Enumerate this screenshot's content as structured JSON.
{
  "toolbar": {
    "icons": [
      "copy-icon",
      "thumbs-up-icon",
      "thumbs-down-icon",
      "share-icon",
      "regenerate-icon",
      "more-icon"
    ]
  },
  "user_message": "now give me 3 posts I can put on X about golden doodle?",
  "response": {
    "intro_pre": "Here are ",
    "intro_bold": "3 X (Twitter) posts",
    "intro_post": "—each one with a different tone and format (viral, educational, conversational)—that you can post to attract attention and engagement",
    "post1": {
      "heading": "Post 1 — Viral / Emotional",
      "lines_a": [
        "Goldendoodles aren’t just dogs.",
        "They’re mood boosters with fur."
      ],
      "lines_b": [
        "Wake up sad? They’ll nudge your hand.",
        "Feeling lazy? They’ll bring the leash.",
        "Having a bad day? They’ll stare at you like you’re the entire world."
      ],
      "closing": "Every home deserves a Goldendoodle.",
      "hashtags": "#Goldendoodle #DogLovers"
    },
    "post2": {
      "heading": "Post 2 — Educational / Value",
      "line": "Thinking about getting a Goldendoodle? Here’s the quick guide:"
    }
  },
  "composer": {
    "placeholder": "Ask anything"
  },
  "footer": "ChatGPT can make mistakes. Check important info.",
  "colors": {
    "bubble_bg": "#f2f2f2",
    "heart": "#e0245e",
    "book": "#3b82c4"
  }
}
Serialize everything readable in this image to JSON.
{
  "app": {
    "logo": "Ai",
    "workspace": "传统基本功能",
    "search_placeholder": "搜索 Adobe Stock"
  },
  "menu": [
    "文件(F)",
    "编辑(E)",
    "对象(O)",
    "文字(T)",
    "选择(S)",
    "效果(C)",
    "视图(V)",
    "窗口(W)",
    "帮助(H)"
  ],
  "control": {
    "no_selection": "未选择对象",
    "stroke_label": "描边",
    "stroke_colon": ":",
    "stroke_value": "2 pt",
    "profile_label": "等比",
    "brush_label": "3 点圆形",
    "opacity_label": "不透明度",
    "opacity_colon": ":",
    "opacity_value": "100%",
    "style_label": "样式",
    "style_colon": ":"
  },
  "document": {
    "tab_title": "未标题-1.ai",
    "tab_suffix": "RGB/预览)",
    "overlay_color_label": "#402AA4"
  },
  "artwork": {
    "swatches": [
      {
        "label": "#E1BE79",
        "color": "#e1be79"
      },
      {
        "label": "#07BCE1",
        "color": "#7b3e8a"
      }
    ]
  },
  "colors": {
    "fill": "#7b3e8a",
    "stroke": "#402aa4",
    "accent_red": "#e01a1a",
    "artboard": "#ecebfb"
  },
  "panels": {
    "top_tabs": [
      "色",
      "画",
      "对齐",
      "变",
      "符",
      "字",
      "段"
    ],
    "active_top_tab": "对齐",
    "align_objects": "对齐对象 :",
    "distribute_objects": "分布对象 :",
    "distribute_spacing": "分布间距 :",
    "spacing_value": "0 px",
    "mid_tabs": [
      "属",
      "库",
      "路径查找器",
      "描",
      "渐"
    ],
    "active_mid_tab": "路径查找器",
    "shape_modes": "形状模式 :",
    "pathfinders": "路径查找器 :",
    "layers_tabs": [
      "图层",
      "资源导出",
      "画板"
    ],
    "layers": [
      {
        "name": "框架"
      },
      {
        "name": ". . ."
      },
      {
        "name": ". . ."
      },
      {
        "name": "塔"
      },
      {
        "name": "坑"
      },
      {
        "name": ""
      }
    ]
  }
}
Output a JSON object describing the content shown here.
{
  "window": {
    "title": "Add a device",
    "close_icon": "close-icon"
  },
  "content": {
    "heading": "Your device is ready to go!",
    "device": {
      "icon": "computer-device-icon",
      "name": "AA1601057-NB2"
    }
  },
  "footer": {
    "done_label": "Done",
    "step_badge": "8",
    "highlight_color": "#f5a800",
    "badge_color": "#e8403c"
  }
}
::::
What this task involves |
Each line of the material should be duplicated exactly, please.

Exercise answer |
Enumerate this screenshot's content as structured JSON.
{
  "toolbar": {
    "icons": [
      "copy-icon",
      "thumbs-up-icon",
      "thumbs-down-icon",
      "share-icon",
      "regenerate-icon",
      "more-icon"
    ]
  },
  "user_message": "now give me 3 posts I can put on X about golden doodle?",
  "response": {
    "intro_pre": "Here are ",
    "intro_bold": "3 X (Twitter) posts",
    "intro_post": "—each one with a different tone and format (viral, educational, conversational)—that you can post to attract attention and engagement",
    "post1": {
      "heading": "Post 1 — Viral / Emotional",
      "lines_a": [
        "Goldendoodles aren’t just dogs.",
        "They’re mood boosters with fur."
      ],
      "lines_b": [
        "Wake up sad? They’ll nudge your hand.",
        "Feeling lazy? They’ll bring the leash.",
        "Having a bad day? They’ll stare at you like you’re the entire world."
      ],
      "closing": "Every home deserves a Goldendoodle.",
      "hashtags": "#Goldendoodle #DogLovers"
    },
    "post2": {
      "heading": "Post 2 — Educational / Value",
      "line": "Thinking about getting a Goldendoodle? Here’s the quick guide:"
    }
  },
  "composer": {
    "placeholder": "Ask anything"
  },
  "footer": "ChatGPT can make mistakes. Check important info.",
  "colors": {
    "bubble_bg": "#f2f2f2",
    "heart": "#e0245e",
    "book": "#3b82c4"
  }
}
Serialize everything readable in this image to JSON.
{
  "app": {
    "logo": "Ai",
    "workspace": "传统基本功能",
    "search_placeholder": "搜索 Adobe Stock"
  },
  "menu": [
    "文件(F)",
    "编辑(E)",
    "对象(O)",
    "文字(T)",
    "选择(S)",
    "效果(C)",
    "视图(V)",
    "窗口(W)",
    "帮助(H)"
  ],
  "control": {
    "no_selection": "未选择对象",
    "stroke_label": "描边",
    "stroke_colon": ":",
    "stroke_value": "2 pt",
    "profile_label": "等比",
    "brush_label": "3 点圆形",
    "opacity_label": "不透明度",
    "opacity_colon": ":",
    "opacity_value": "100%",
    "style_label": "样式",
    "style_colon": ":"
  },
  "document": {
    "tab_title": "未标题-1.ai",
    "tab_suffix": "RGB/预览)",
    "overlay_color_label": "#402AA4"
  },
  "artwork": {
    "swatches": [
      {
        "label": "#E1BE79",
        "color": "#e1be79"
      },
      {
        "label": "#07BCE1",
        "color": "#7b3e8a"
      }
    ]
  },
  "colors": {
    "fill": "#7b3e8a",
    "stroke": "#402aa4",
    "accent_red": "#e01a1a",
    "artboard": "#ecebfb"
  },
  "panels": {
    "top_tabs": [
      "色",
      "画",
      "对齐",
      "变",
      "符",
      "字",
      "段"
    ],
    "active_top_tab": "对齐",
    "align_objects": "对齐对象 :",
    "distribute_objects": "分布对象 :",
    "distribute_spacing": "分布间距 :",
    "spacing_value": "0 px",
    "mid_tabs": [
      "属",
      "库",
      "路径查找器",
      "描",
      "渐"
    ],
    "active_mid_tab": "路径查找器",
    "shape_modes": "形状模式 :",
    "pathfinders": "路径查找器 :",
    "layers_tabs": [
      "图层",
      "资源导出",
      "画板"
    ],
    "layers": [
      {
        "name": "框架"
      },
      {
        "name": ". . ."
      },
      {
        "name": ". . ."
      },
      {
        "name": "塔"
      },
      {
        "name": "坑"
      },
      {
        "name": ""
      }
    ]
  }
}
Output a JSON object describing the content shown here.
{
  "window": {
    "title": "Add a device",
    "close_icon": "close-icon"
  },
  "content": {
    "heading": "Your device is ready to go!",
    "device": {
      "icon": "computer-device-icon",
      "name": "AA1601057-NB2"
    }
  },
  "footer": {
    "done_label": "Done",
    "step_badge": "8",
    "highlight_color": "#f5a800",
    "badge_color": "#e8403c"
  }
}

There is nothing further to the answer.